Poker is a game of skill that requires quick thinking and strong decision making. It also builds a sense of discipline and focus that benefits you outside the poker table as well.
If you play your cards right, bluffing can be a lucrative way to increase the value of your pot. To do so, it’s important to know your opponent’s tendencies. You can learn this by studying them off-the-felt and observing their reactions at the table. By classifying players as one of the four basic player types (LAG’s, TAG’s, LP Fish and super tight Nits), you can better understand their behavior and exploit them.

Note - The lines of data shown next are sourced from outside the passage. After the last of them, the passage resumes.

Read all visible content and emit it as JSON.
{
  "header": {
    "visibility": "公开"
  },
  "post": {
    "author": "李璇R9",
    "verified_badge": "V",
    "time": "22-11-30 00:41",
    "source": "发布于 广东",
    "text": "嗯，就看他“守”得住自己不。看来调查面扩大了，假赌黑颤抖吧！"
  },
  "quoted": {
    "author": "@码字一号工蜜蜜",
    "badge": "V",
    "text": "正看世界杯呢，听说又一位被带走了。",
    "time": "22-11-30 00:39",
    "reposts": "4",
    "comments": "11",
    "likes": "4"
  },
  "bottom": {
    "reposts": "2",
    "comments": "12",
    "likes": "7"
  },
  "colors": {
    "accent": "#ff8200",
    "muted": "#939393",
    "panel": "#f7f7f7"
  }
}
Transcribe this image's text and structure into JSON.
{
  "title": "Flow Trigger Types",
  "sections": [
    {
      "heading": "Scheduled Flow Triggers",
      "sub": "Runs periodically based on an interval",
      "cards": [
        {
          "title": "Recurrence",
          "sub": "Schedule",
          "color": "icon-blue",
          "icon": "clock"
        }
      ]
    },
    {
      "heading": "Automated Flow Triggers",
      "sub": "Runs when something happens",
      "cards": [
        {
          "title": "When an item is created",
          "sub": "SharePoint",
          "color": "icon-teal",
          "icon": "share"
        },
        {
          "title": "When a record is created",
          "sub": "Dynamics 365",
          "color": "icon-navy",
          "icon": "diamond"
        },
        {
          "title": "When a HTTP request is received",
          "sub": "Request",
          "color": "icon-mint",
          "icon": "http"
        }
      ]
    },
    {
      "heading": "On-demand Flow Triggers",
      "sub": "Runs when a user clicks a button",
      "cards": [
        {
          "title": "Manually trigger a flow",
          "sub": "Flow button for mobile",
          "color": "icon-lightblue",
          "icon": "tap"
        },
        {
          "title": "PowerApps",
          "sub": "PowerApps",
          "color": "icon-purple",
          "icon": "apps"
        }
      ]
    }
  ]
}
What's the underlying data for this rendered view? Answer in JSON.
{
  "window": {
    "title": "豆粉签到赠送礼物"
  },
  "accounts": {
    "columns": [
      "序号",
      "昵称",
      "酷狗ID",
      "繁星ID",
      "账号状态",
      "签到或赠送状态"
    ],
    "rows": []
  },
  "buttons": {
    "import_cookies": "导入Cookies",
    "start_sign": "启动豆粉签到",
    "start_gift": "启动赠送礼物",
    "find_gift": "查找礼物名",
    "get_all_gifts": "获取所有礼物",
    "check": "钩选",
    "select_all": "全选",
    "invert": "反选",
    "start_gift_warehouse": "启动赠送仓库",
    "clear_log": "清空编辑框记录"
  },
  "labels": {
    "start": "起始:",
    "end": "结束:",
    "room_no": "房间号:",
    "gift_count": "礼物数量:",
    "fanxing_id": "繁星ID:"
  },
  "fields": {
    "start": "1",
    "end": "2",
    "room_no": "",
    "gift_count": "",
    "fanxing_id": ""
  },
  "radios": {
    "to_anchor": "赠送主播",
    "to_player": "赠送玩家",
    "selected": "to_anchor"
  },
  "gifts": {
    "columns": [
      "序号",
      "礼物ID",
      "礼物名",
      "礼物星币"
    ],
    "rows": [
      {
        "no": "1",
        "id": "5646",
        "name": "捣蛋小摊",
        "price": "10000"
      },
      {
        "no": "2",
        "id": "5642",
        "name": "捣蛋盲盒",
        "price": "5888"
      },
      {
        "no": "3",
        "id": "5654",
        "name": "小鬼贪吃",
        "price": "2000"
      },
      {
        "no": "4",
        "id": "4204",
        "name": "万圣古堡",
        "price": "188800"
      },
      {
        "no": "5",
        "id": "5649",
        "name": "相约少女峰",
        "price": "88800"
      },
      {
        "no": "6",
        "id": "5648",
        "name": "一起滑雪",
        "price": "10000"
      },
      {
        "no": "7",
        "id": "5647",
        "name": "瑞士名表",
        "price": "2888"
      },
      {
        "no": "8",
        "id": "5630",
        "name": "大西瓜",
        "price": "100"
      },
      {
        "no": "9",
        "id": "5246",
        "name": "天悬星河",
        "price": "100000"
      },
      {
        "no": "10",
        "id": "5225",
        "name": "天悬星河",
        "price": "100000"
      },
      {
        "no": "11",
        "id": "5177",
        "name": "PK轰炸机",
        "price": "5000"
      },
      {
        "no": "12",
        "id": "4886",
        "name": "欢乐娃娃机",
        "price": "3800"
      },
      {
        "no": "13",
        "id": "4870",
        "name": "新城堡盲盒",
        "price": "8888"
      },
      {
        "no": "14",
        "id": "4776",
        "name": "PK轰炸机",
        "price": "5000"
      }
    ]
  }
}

Another valuable skill poker can teach you is patience. When you’re at the poker tables, it’s easy to get frustrated with your own performance and the results of a hand. However, a good poker player knows that the frustration and bad beats they experience are part of the game.
In addition to developing patience, poker can help you develop a strategy that works best for your own playing style. You can do this by studying your own results and watching other experienced players. The more you study and practice, the more your instincts will improve, which can help you beat the competition. However, it’s important to avoid using complicated strategies that can quickly turn into a grind and hurt your bankroll in the long run. This is why it’s best to take a slow and steady approach to your strategy.